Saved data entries
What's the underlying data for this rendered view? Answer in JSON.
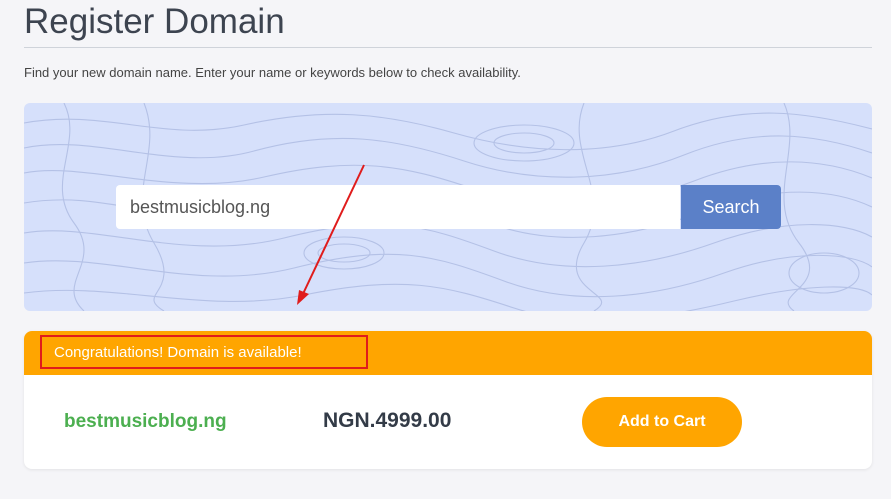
{
  "page": {
    "title": "Register Domain",
    "subtitle": "Find your new domain name. Enter your name or keywords below to check availability."
  },
  "search": {
    "value": "bestmusicblog.ng",
    "button_label": "Search"
  },
  "result": {
    "message": "Congratulations! Domain is available!",
    "domain": "bestmusicblog.ng",
    "price": "NGN.4999.00",
    "add_to_cart_label": "Add to Cart"
  },
  "colors": {
    "accent_orange": "#ffa500",
    "search_button": "#5b80c8",
    "available_green": "#4caf50",
    "annotation_red": "#e01c1c",
    "hero_background": "#d6e0fb"
  },
  "icons": {
    "annotation": "red-arrow-icon"
  }
}
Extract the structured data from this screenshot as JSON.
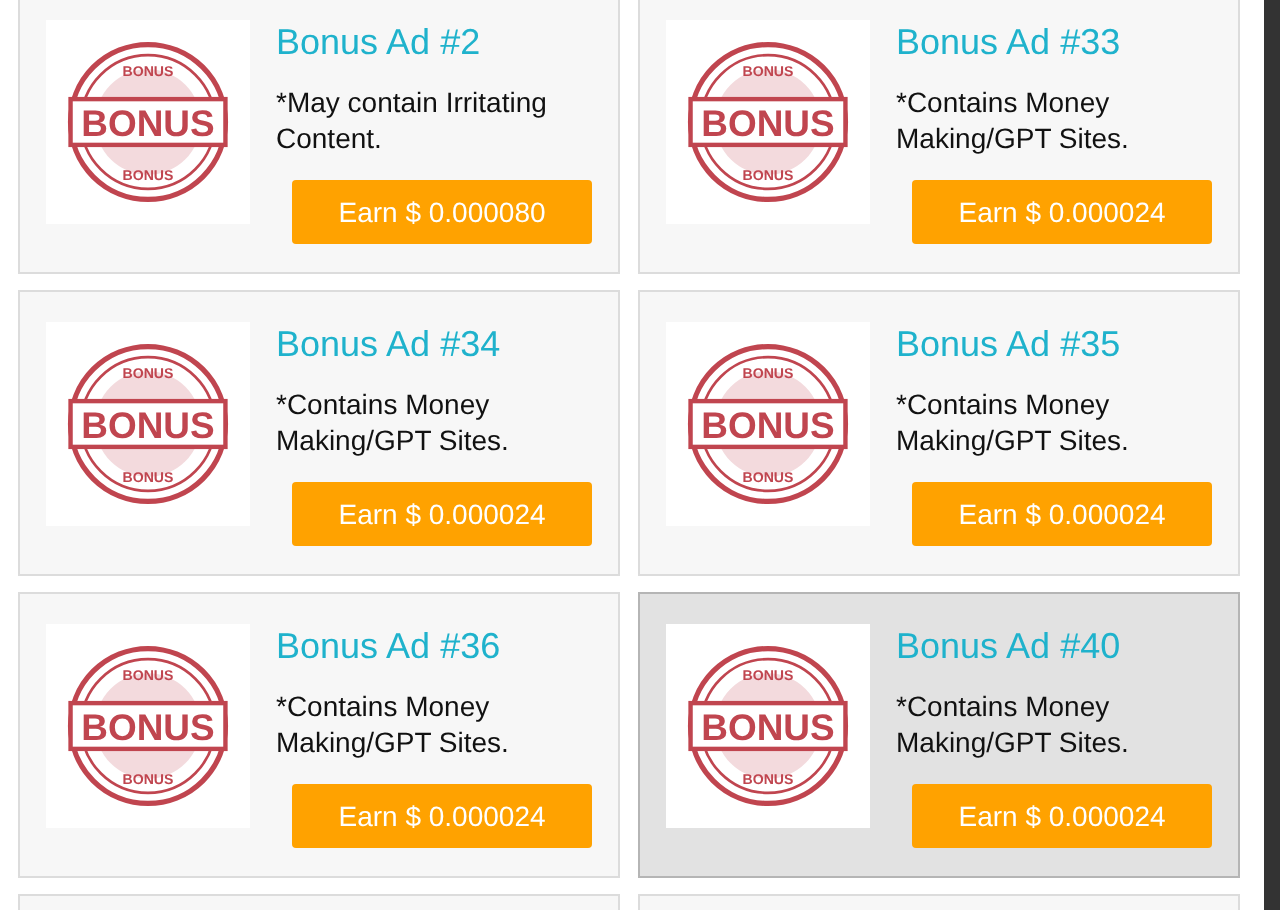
{
  "ads": [
    {
      "title": "Bonus Ad #2",
      "note": "*May contain Irritating Content.",
      "button": "Earn $ 0.000080",
      "highlighted": false,
      "stamp": {
        "label": "BONUS",
        "ring_top": "BONUS",
        "ring_bottom": "BONUS"
      }
    },
    {
      "title": "Bonus Ad #33",
      "note": "*Contains Money Making/GPT Sites.",
      "button": "Earn $ 0.000024",
      "highlighted": false,
      "stamp": {
        "label": "BONUS",
        "ring_top": "BONUS",
        "ring_bottom": "BONUS"
      }
    },
    {
      "title": "Bonus Ad #34",
      "note": "*Contains Money Making/GPT Sites.",
      "button": "Earn $ 0.000024",
      "highlighted": false,
      "stamp": {
        "label": "BONUS",
        "ring_top": "BONUS",
        "ring_bottom": "BONUS"
      }
    },
    {
      "title": "Bonus Ad #35",
      "note": "*Contains Money Making/GPT Sites.",
      "button": "Earn $ 0.000024",
      "highlighted": false,
      "stamp": {
        "label": "BONUS",
        "ring_top": "BONUS",
        "ring_bottom": "BONUS"
      }
    },
    {
      "title": "Bonus Ad #36",
      "note": "*Contains Money Making/GPT Sites.",
      "button": "Earn $ 0.000024",
      "highlighted": false,
      "stamp": {
        "label": "BONUS",
        "ring_top": "BONUS",
        "ring_bottom": "BONUS"
      }
    },
    {
      "title": "Bonus Ad #40",
      "note": "*Contains Money Making/GPT Sites.",
      "button": "Earn $ 0.000024",
      "highlighted": true,
      "stamp": {
        "label": "BONUS",
        "ring_top": "BONUS",
        "ring_bottom": "BONUS"
      }
    }
  ]
}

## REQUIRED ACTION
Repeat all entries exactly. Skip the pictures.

## RESULT FOR THIS TASK
What's the underlying data for this rendered view? Answer in JSON.
{
  "page": {
    "title": "Register Domain",
    "subtitle": "Find your new domain name. Enter your name or keywords below to check availability."
  },
  "search": {
    "value": "bestmusicblog.ng",
    "button_label": "Search"
  },
  "result": {
    "message": "Congratulations! Domain is available!",
    "domain": "bestmusicblog.ng",
    "price": "NGN.4999.00",
    "add_to_cart_label": "Add to Cart"
  },
  "colors": {
    "accent_orange": "#ffa500",
    "search_button": "#5b80c8",
    "available_green": "#4caf50",
    "annotation_red": "#e01c1c",
    "hero_background": "#d6e0fb"
  },
  "icons": {
    "annotation": "red-arrow-icon"
  }
}
Extract the structured data from this screenshot as JSON.
{
  "ads": [
    {
      "title": "Bonus Ad #2",
      "note": "*May contain Irritating Content.",
      "button": "Earn $ 0.000080",
      "highlighted": false,
      "stamp": {
        "label": "BONUS",
        "ring_top": "BONUS",
        "ring_bottom": "BONUS"
      }
    },
    {
      "title": "Bonus Ad #33",
      "note": "*Contains Money Making/GPT Sites.",
      "button": "Earn $ 0.000024",
      "highlighted": false,
      "stamp": {
        "label": "BONUS",
        "ring_top": "BONUS",
        "ring_bottom": "BONUS"
      }
    },
    {
      "title": "Bonus Ad #34",
      "note": "*Contains Money Making/GPT Sites.",
      "button": "Earn $ 0.000024",
      "highlighted": false,
      "stamp": {
        "label": "BONUS",
        "ring_top": "BONUS",
        "ring_bottom": "BONUS"
      }
    },
    {
      "title": "Bonus Ad #35",
      "note": "*Contains Money Making/GPT Sites.",
      "button": "Earn $ 0.000024",
      "highlighted": false,
      "stamp": {
        "label": "BONUS",
        "ring_top": "BONUS",
        "ring_bottom": "BONUS"
      }
    },
    {
      "title": "Bonus Ad #36",
      "note": "*Contains Money Making/GPT Sites.",
      "button": "Earn $ 0.000024",
      "highlighted": false,
      "stamp": {
        "label": "BONUS",
        "ring_top": "BONUS",
        "ring_bottom": "BONUS"
      }
    },
    {
      "title": "Bonus Ad #40",
      "note": "*Contains Money Making/GPT Sites.",
      "button": "Earn $ 0.000024",
      "highlighted": true,
      "stamp": {
        "label": "BONUS",
        "ring_top": "BONUS",
        "ring_bottom": "BONUS"
      }
    }
  ]
}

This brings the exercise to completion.